Task objective: Count the lines of the records below that hold the word "name", and give only the number.

========================

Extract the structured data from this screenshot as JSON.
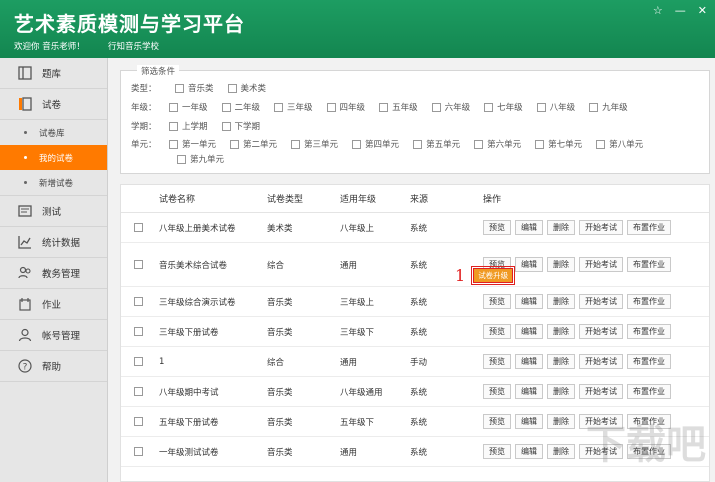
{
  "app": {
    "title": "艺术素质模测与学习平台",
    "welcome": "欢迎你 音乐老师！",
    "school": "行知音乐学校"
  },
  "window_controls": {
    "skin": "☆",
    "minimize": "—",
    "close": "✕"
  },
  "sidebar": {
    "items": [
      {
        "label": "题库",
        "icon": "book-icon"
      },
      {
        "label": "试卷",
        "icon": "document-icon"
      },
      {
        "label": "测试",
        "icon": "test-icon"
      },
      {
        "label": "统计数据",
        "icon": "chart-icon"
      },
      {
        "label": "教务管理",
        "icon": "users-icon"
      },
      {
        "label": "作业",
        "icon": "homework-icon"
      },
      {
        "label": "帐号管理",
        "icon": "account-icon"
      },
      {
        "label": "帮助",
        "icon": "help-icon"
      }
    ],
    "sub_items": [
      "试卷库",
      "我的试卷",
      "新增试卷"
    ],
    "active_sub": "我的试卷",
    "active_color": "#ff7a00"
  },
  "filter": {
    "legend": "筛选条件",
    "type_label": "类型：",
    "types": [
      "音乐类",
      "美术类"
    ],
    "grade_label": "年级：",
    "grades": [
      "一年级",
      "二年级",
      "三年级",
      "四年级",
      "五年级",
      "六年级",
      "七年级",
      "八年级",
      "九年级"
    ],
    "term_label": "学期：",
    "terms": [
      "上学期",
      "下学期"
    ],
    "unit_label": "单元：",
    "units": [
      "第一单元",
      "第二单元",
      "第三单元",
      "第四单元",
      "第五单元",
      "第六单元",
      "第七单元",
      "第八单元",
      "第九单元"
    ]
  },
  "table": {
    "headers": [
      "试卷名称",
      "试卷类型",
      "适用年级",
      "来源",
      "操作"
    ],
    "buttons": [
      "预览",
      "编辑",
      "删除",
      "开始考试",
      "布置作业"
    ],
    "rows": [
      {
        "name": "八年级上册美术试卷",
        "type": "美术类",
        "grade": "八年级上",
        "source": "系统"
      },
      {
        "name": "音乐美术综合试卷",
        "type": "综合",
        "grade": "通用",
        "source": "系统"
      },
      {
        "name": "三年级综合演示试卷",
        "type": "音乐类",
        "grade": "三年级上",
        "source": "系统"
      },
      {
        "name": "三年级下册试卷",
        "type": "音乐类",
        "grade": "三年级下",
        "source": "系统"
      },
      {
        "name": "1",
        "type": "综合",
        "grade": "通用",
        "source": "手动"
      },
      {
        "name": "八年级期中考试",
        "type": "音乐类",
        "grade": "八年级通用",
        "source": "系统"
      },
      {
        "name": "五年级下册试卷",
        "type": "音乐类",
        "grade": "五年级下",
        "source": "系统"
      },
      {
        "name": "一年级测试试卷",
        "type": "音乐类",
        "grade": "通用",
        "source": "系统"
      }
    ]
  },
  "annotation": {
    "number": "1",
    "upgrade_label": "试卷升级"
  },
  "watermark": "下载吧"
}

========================

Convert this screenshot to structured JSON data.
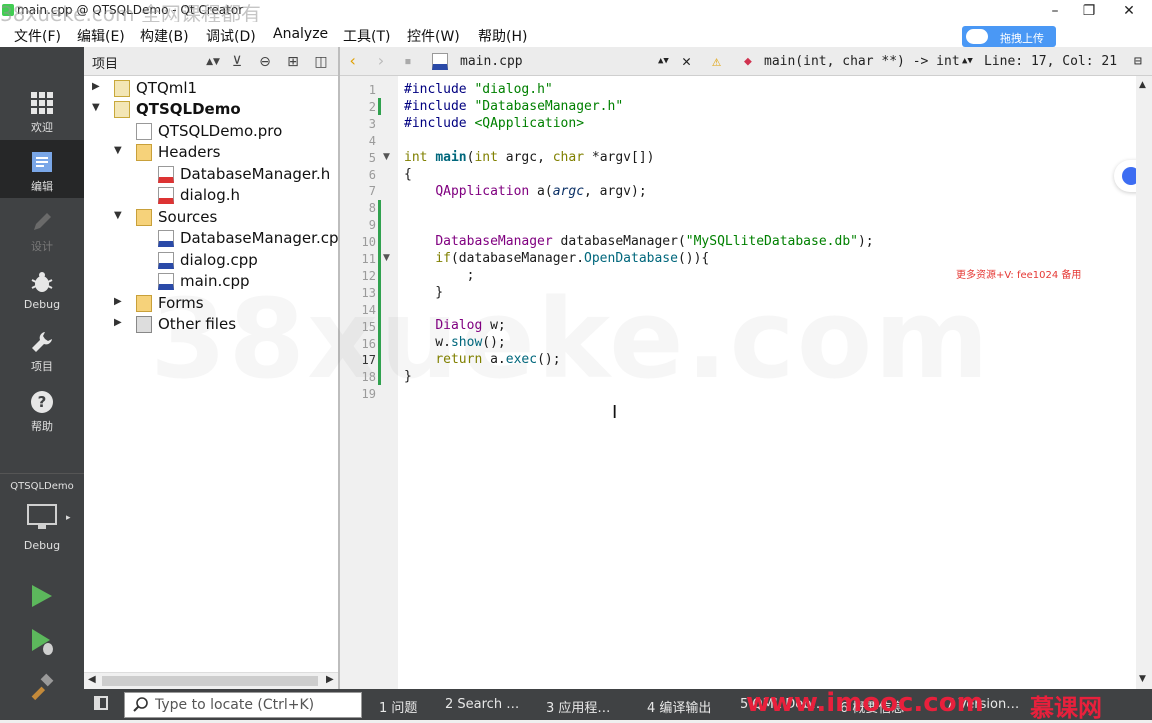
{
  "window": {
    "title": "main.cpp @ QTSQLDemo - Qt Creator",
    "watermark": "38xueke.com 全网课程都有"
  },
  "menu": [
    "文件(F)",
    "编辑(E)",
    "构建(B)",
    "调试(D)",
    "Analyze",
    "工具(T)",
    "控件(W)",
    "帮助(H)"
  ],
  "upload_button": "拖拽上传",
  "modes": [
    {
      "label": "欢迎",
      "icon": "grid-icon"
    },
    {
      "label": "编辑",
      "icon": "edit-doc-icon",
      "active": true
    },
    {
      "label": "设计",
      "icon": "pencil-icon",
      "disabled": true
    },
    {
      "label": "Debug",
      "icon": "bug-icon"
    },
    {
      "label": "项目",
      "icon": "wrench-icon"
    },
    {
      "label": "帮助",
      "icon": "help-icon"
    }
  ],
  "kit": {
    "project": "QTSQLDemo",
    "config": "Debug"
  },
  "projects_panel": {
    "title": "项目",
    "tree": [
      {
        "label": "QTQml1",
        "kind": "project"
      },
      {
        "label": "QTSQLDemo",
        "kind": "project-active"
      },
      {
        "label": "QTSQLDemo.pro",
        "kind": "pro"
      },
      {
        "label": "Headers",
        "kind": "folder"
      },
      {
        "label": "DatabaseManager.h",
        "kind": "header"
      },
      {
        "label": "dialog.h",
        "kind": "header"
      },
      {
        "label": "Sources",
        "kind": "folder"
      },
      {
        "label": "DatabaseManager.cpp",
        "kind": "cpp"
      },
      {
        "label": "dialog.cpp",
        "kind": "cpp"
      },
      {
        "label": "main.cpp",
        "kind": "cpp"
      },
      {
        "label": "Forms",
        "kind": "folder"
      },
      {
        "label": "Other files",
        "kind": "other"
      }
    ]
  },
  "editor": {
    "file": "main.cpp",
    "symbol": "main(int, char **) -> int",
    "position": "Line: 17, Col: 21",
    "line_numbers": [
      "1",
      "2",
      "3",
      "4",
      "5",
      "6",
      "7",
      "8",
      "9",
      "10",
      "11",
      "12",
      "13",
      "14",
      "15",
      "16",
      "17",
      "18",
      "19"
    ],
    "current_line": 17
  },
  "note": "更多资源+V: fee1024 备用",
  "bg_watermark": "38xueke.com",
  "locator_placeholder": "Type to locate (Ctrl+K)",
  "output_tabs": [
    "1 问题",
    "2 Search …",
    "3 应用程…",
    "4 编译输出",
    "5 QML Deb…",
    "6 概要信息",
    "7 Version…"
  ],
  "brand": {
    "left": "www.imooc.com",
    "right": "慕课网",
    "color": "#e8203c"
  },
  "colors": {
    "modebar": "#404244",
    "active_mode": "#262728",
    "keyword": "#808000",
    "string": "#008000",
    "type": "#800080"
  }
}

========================

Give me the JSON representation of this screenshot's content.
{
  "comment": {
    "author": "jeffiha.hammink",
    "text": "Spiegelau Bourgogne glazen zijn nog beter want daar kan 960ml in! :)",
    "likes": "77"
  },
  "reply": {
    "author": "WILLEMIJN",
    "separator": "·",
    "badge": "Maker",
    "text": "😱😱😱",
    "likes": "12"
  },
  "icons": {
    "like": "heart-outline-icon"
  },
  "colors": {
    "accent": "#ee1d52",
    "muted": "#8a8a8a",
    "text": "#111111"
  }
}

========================

Answer section: 8